_WORK TO BE COMPLETED_. Look through the material below and return every line that contains "ffffff".
━━━━━━━━━━━━━━━━
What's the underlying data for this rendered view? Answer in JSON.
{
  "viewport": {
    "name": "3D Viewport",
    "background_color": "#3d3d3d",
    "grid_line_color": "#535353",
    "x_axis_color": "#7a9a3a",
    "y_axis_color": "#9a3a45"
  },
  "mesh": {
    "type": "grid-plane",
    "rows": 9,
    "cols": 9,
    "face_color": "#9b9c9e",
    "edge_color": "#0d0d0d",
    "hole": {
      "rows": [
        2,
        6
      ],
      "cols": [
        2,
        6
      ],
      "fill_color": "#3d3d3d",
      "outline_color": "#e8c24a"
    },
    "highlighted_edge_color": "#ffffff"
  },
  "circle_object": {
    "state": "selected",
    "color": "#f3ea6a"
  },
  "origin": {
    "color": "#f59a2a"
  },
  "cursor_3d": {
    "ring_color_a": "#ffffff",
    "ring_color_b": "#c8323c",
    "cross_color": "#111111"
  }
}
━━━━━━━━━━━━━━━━
_RESPONSE AREA_.
    "highlighted_edge_color": "#ffffff"
    "ring_color_a": "#ffffff",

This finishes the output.